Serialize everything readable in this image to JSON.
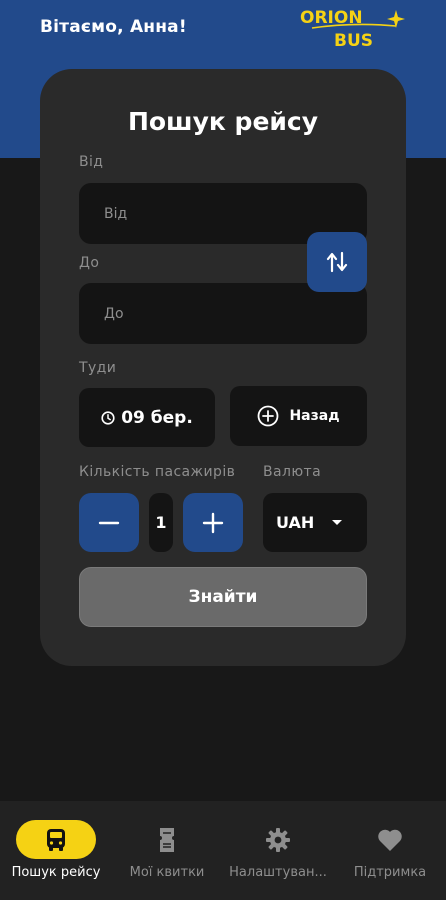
{
  "header": {
    "greeting": "Вітаємо, Анна!",
    "logo_line1": "ORION",
    "logo_line2": "BUS"
  },
  "search": {
    "title": "Пошук рейсу",
    "from_label": "Від",
    "from_placeholder": "Від",
    "to_label": "До",
    "to_placeholder": "До",
    "depart_label": "Туди",
    "depart_date": "09 бер.",
    "return_button": "Назад",
    "passengers_label": "Кількість пасажирів",
    "passengers_count": "1",
    "currency_label": "Валюта",
    "currency_value": "UAH",
    "submit_button": "Знайти"
  },
  "nav": {
    "items": [
      {
        "label": "Пошук рейсу",
        "icon": "bus-icon",
        "active": true
      },
      {
        "label": "Мої квитки",
        "icon": "tickets-icon",
        "active": false
      },
      {
        "label": "Налаштуван...",
        "icon": "gear-icon",
        "active": false
      },
      {
        "label": "Підтримка",
        "icon": "heart-icon",
        "active": false
      }
    ]
  },
  "colors": {
    "brand_blue": "#224a8b",
    "accent_yellow": "#f5d214",
    "background": "#181818",
    "card": "#2a2a2a",
    "field": "#141414"
  }
}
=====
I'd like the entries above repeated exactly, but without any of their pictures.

Serialize everything readable in this image to JSON.
{
  "header": {
    "greeting": "Вітаємо, Анна!",
    "logo_line1": "ORION",
    "logo_line2": "BUS"
  },
  "search": {
    "title": "Пошук рейсу",
    "from_label": "Від",
    "from_placeholder": "Від",
    "to_label": "До",
    "to_placeholder": "До",
    "depart_label": "Туди",
    "depart_date": "09 бер.",
    "return_button": "Назад",
    "passengers_label": "Кількість пасажирів",
    "passengers_count": "1",
    "currency_label": "Валюта",
    "currency_value": "UAH",
    "submit_button": "Знайти"
  },
  "nav": {
    "items": [
      {
        "label": "Пошук рейсу",
        "icon": "bus-icon",
        "active": true
      },
      {
        "label": "Мої квитки",
        "icon": "tickets-icon",
        "active": false
      },
      {
        "label": "Налаштуван...",
        "icon": "gear-icon",
        "active": false
      },
      {
        "label": "Підтримка",
        "icon": "heart-icon",
        "active": false
      }
    ]
  },
  "colors": {
    "brand_blue": "#224a8b",
    "accent_yellow": "#f5d214",
    "background": "#181818",
    "card": "#2a2a2a",
    "field": "#141414"
  }
}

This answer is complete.